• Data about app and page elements
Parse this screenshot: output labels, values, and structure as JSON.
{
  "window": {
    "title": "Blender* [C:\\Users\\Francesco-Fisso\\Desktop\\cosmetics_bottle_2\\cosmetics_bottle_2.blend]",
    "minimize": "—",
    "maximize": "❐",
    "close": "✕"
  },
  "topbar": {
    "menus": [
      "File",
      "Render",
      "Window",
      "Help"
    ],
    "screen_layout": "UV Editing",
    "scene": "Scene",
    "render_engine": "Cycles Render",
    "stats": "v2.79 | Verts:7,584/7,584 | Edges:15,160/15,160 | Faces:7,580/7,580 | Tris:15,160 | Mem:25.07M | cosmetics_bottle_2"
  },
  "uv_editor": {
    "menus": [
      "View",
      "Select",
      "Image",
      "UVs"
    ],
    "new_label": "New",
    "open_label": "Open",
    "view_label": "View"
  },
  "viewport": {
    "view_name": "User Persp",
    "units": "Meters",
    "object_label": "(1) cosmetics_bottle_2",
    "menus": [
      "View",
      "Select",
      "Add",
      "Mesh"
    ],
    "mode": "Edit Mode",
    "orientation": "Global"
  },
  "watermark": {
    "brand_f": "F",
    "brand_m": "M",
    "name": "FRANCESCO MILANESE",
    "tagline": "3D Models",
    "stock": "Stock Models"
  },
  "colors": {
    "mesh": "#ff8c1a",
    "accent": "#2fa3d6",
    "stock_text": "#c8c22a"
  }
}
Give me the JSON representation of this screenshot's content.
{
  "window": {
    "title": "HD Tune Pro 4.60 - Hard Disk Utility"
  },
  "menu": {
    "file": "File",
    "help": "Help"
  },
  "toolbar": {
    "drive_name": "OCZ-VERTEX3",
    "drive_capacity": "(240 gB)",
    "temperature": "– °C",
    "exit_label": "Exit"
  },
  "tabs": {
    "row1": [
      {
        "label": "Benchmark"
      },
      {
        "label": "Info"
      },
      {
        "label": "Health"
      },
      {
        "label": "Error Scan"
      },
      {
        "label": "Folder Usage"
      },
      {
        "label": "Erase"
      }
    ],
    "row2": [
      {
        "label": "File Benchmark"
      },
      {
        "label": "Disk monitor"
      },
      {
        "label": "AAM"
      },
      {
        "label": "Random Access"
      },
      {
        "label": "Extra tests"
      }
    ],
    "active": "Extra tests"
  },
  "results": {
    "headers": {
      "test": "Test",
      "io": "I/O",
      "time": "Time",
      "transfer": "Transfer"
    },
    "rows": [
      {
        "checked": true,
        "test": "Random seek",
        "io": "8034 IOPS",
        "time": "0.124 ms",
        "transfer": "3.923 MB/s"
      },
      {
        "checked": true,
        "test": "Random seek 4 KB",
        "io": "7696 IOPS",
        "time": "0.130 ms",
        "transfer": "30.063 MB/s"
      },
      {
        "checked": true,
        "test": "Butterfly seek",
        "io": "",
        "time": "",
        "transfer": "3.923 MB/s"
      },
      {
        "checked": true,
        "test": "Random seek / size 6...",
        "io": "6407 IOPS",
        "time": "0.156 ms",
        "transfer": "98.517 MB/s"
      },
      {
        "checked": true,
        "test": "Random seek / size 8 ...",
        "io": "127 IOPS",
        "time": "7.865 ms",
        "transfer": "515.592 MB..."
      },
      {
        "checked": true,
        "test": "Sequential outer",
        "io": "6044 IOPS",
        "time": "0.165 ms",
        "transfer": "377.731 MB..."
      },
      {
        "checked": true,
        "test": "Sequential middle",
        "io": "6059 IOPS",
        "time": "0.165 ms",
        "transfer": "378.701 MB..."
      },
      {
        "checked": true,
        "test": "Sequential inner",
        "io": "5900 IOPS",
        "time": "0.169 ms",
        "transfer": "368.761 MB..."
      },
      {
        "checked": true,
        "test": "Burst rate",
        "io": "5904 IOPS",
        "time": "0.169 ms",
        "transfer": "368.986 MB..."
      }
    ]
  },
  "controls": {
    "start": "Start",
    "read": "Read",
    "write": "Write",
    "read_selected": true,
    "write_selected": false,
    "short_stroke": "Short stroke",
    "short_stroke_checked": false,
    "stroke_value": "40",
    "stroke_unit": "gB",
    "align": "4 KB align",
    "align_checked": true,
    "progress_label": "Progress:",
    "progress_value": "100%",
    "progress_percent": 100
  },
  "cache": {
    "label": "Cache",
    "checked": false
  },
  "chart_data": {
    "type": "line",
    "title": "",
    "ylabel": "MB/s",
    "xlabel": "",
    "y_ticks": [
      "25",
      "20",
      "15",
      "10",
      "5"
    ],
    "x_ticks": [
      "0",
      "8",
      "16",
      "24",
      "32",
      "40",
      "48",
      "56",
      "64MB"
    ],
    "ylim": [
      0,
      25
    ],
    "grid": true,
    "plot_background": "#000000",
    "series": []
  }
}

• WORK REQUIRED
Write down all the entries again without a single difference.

• TASK RESPONSE
Parse this screenshot: output labels, values, and structure as JSON.
{
  "window": {
    "title": "Blender* [C:\\Users\\Francesco-Fisso\\Desktop\\cosmetics_bottle_2\\cosmetics_bottle_2.blend]",
    "minimize": "—",
    "maximize": "❐",
    "close": "✕"
  },
  "topbar": {
    "menus": [
      "File",
      "Render",
      "Window",
      "Help"
    ],
    "screen_layout": "UV Editing",
    "scene": "Scene",
    "render_engine": "Cycles Render",
    "stats": "v2.79 | Verts:7,584/7,584 | Edges:15,160/15,160 | Faces:7,580/7,580 | Tris:15,160 | Mem:25.07M | cosmetics_bottle_2"
  },
  "uv_editor": {
    "menus": [
      "View",
      "Select",
      "Image",
      "UVs"
    ],
    "new_label": "New",
    "open_label": "Open",
    "view_label": "View"
  },
  "viewport": {
    "view_name": "User Persp",
    "units": "Meters",
    "object_label": "(1) cosmetics_bottle_2",
    "menus": [
      "View",
      "Select",
      "Add",
      "Mesh"
    ],
    "mode": "Edit Mode",
    "orientation": "Global"
  },
  "watermark": {
    "brand_f": "F",
    "brand_m": "M",
    "name": "FRANCESCO MILANESE",
    "tagline": "3D Models",
    "stock": "Stock Models"
  },
  "colors": {
    "mesh": "#ff8c1a",
    "accent": "#2fa3d6",
    "stock_text": "#c8c22a"
  }
}
Give me the JSON representation of this screenshot's content.
{
  "window": {
    "title": "HD Tune Pro 4.60 - Hard Disk Utility"
  },
  "menu": {
    "file": "File",
    "help": "Help"
  },
  "toolbar": {
    "drive_name": "OCZ-VERTEX3",
    "drive_capacity": "(240 gB)",
    "temperature": "– °C",
    "exit_label": "Exit"
  },
  "tabs": {
    "row1": [
      {
        "label": "Benchmark"
      },
      {
        "label": "Info"
      },
      {
        "label": "Health"
      },
      {
        "label": "Error Scan"
      },
      {
        "label": "Folder Usage"
      },
      {
        "label": "Erase"
      }
    ],
    "row2": [
      {
        "label": "File Benchmark"
      },
      {
        "label": "Disk monitor"
      },
      {
        "label": "AAM"
      },
      {
        "label": "Random Access"
      },
      {
        "label": "Extra tests"
      }
    ],
    "active": "Extra tests"
  },
  "results": {
    "headers": {
      "test": "Test",
      "io": "I/O",
      "time": "Time",
      "transfer": "Transfer"
    },
    "rows": [
      {
        "checked": true,
        "test": "Random seek",
        "io": "8034 IOPS",
        "time": "0.124 ms",
        "transfer": "3.923 MB/s"
      },
      {
        "checked": true,
        "test": "Random seek 4 KB",
        "io": "7696 IOPS",
        "time": "0.130 ms",
        "transfer": "30.063 MB/s"
      },
      {
        "checked": true,
        "test": "Butterfly seek",
        "io": "",
        "time": "",
        "transfer": "3.923 MB/s"
      },
      {
        "checked": true,
        "test": "Random seek / size 6...",
        "io": "6407 IOPS",
        "time": "0.156 ms",
        "transfer": "98.517 MB/s"
      },
      {
        "checked": true,
        "test": "Random seek / size 8 ...",
        "io": "127 IOPS",
        "time": "7.865 ms",
        "transfer": "515.592 MB..."
      },
      {
        "checked": true,
        "test": "Sequential outer",
        "io": "6044 IOPS",
        "time": "0.165 ms",
        "transfer": "377.731 MB..."
      },
      {
        "checked": true,
        "test": "Sequential middle",
        "io": "6059 IOPS",
        "time": "0.165 ms",
        "transfer": "378.701 MB..."
      },
      {
        "checked": true,
        "test": "Sequential inner",
        "io": "5900 IOPS",
        "time": "0.169 ms",
        "transfer": "368.761 MB..."
      },
      {
        "checked": true,
        "test": "Burst rate",
        "io": "5904 IOPS",
        "time": "0.169 ms",
        "transfer": "368.986 MB..."
      }
    ]
  },
  "controls": {
    "start": "Start",
    "read": "Read",
    "write": "Write",
    "read_selected": true,
    "write_selected": false,
    "short_stroke": "Short stroke",
    "short_stroke_checked": false,
    "stroke_value": "40",
    "stroke_unit": "gB",
    "align": "4 KB align",
    "align_checked": true,
    "progress_label": "Progress:",
    "progress_value": "100%",
    "progress_percent": 100
  },
  "cache": {
    "label": "Cache",
    "checked": false
  },
  "chart_data": {
    "type": "line",
    "title": "",
    "ylabel": "MB/s",
    "xlabel": "",
    "y_ticks": [
      "25",
      "20",
      "15",
      "10",
      "5"
    ],
    "x_ticks": [
      "0",
      "8",
      "16",
      "24",
      "32",
      "40",
      "48",
      "56",
      "64MB"
    ],
    "ylim": [
      0,
      25
    ],
    "grid": true,
    "plot_background": "#000000",
    "series": []
  }
}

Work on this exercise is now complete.